Dataset records:
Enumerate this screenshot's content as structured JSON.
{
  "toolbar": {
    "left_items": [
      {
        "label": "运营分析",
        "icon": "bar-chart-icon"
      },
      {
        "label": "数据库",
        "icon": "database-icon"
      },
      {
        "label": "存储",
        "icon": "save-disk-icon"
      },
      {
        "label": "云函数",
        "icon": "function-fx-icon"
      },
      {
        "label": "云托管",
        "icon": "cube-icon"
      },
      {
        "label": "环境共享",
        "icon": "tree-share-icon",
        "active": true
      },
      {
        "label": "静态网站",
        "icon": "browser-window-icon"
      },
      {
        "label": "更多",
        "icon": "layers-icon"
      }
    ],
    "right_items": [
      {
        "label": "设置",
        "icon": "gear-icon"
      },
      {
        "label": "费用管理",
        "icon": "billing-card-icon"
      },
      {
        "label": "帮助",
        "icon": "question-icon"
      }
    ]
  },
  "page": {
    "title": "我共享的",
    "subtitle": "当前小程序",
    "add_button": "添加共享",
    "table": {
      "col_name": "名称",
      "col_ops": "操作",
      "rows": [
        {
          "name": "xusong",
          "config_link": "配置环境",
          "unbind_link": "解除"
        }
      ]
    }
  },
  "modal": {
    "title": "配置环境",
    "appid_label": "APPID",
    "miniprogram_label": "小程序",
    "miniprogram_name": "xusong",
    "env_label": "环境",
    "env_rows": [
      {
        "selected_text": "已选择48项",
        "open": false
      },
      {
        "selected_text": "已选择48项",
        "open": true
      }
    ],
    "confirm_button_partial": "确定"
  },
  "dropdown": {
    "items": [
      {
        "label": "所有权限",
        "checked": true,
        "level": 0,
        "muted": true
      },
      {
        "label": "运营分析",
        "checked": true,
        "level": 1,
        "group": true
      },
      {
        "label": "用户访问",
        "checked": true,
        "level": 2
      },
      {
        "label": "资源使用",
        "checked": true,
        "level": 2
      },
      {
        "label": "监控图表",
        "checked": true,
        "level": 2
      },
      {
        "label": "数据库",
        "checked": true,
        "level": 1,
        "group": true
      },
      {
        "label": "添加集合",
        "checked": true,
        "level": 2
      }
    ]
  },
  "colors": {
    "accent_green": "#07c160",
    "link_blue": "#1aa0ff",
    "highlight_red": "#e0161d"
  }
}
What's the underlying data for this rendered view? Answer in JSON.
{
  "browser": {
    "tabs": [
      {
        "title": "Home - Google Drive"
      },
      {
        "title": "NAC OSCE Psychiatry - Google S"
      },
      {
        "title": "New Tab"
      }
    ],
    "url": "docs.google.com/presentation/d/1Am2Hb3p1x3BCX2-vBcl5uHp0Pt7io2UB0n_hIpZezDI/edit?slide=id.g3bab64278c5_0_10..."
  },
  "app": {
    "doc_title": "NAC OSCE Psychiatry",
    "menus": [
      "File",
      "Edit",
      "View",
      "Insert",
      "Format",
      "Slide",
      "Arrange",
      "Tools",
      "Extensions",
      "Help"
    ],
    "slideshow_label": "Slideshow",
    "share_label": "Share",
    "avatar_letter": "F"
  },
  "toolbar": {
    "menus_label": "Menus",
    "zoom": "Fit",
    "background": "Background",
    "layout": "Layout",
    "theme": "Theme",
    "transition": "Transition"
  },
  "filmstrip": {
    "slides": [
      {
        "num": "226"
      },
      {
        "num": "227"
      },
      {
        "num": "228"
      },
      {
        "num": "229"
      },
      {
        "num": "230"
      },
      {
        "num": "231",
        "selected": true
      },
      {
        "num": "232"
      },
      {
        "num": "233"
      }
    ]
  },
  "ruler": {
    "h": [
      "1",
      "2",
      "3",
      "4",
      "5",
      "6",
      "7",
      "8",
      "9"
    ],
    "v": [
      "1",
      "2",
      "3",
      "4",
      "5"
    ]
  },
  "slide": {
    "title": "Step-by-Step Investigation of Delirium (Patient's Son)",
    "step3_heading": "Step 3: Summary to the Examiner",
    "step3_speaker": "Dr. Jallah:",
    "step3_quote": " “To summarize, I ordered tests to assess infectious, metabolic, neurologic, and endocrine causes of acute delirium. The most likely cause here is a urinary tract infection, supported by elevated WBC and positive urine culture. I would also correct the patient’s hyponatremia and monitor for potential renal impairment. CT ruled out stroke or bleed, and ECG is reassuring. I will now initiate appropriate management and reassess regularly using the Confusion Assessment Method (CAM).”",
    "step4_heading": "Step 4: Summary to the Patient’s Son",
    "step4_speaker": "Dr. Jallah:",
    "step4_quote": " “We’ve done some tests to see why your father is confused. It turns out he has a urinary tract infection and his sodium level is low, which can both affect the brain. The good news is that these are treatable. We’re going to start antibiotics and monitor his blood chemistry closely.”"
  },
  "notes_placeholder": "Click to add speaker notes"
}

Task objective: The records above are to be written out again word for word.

Answer to this problem:
Enumerate this screenshot's content as structured JSON.
{
  "toolbar": {
    "left_items": [
      {
        "label": "运营分析",
        "icon": "bar-chart-icon"
      },
      {
        "label": "数据库",
        "icon": "database-icon"
      },
      {
        "label": "存储",
        "icon": "save-disk-icon"
      },
      {
        "label": "云函数",
        "icon": "function-fx-icon"
      },
      {
        "label": "云托管",
        "icon": "cube-icon"
      },
      {
        "label": "环境共享",
        "icon": "tree-share-icon",
        "active": true
      },
      {
        "label": "静态网站",
        "icon": "browser-window-icon"
      },
      {
        "label": "更多",
        "icon": "layers-icon"
      }
    ],
    "right_items": [
      {
        "label": "设置",
        "icon": "gear-icon"
      },
      {
        "label": "费用管理",
        "icon": "billing-card-icon"
      },
      {
        "label": "帮助",
        "icon": "question-icon"
      }
    ]
  },
  "page": {
    "title": "我共享的",
    "subtitle": "当前小程序",
    "add_button": "添加共享",
    "table": {
      "col_name": "名称",
      "col_ops": "操作",
      "rows": [
        {
          "name": "xusong",
          "config_link": "配置环境",
          "unbind_link": "解除"
        }
      ]
    }
  },
  "modal": {
    "title": "配置环境",
    "appid_label": "APPID",
    "miniprogram_label": "小程序",
    "miniprogram_name": "xusong",
    "env_label": "环境",
    "env_rows": [
      {
        "selected_text": "已选择48项",
        "open": false
      },
      {
        "selected_text": "已选择48项",
        "open": true
      }
    ],
    "confirm_button_partial": "确定"
  },
  "dropdown": {
    "items": [
      {
        "label": "所有权限",
        "checked": true,
        "level": 0,
        "muted": true
      },
      {
        "label": "运营分析",
        "checked": true,
        "level": 1,
        "group": true
      },
      {
        "label": "用户访问",
        "checked": true,
        "level": 2
      },
      {
        "label": "资源使用",
        "checked": true,
        "level": 2
      },
      {
        "label": "监控图表",
        "checked": true,
        "level": 2
      },
      {
        "label": "数据库",
        "checked": true,
        "level": 1,
        "group": true
      },
      {
        "label": "添加集合",
        "checked": true,
        "level": 2
      }
    ]
  },
  "colors": {
    "accent_green": "#07c160",
    "link_blue": "#1aa0ff",
    "highlight_red": "#e0161d"
  }
}
What's the underlying data for this rendered view? Answer in JSON.
{
  "browser": {
    "tabs": [
      {
        "title": "Home - Google Drive"
      },
      {
        "title": "NAC OSCE Psychiatry - Google S"
      },
      {
        "title": "New Tab"
      }
    ],
    "url": "docs.google.com/presentation/d/1Am2Hb3p1x3BCX2-vBcl5uHp0Pt7io2UB0n_hIpZezDI/edit?slide=id.g3bab64278c5_0_10..."
  },
  "app": {
    "doc_title": "NAC OSCE Psychiatry",
    "menus": [
      "File",
      "Edit",
      "View",
      "Insert",
      "Format",
      "Slide",
      "Arrange",
      "Tools",
      "Extensions",
      "Help"
    ],
    "slideshow_label": "Slideshow",
    "share_label": "Share",
    "avatar_letter": "F"
  },
  "toolbar": {
    "menus_label": "Menus",
    "zoom": "Fit",
    "background": "Background",
    "layout": "Layout",
    "theme": "Theme",
    "transition": "Transition"
  },
  "filmstrip": {
    "slides": [
      {
        "num": "226"
      },
      {
        "num": "227"
      },
      {
        "num": "228"
      },
      {
        "num": "229"
      },
      {
        "num": "230"
      },
      {
        "num": "231",
        "selected": true
      },
      {
        "num": "232"
      },
      {
        "num": "233"
      }
    ]
  },
  "ruler": {
    "h": [
      "1",
      "2",
      "3",
      "4",
      "5",
      "6",
      "7",
      "8",
      "9"
    ],
    "v": [
      "1",
      "2",
      "3",
      "4",
      "5"
    ]
  },
  "slide": {
    "title": "Step-by-Step Investigation of Delirium (Patient's Son)",
    "step3_heading": "Step 3: Summary to the Examiner",
    "step3_speaker": "Dr. Jallah:",
    "step3_quote": " “To summarize, I ordered tests to assess infectious, metabolic, neurologic, and endocrine causes of acute delirium. The most likely cause here is a urinary tract infection, supported by elevated WBC and positive urine culture. I would also correct the patient’s hyponatremia and monitor for potential renal impairment. CT ruled out stroke or bleed, and ECG is reassuring. I will now initiate appropriate management and reassess regularly using the Confusion Assessment Method (CAM).”",
    "step4_heading": "Step 4: Summary to the Patient’s Son",
    "step4_speaker": "Dr. Jallah:",
    "step4_quote": " “We’ve done some tests to see why your father is confused. It turns out he has a urinary tract infection and his sodium level is low, which can both affect the brain. The good news is that these are treatable. We’re going to start antibiotics and monitor his blood chemistry closely.”"
  },
  "notes_placeholder": "Click to add speaker notes"
}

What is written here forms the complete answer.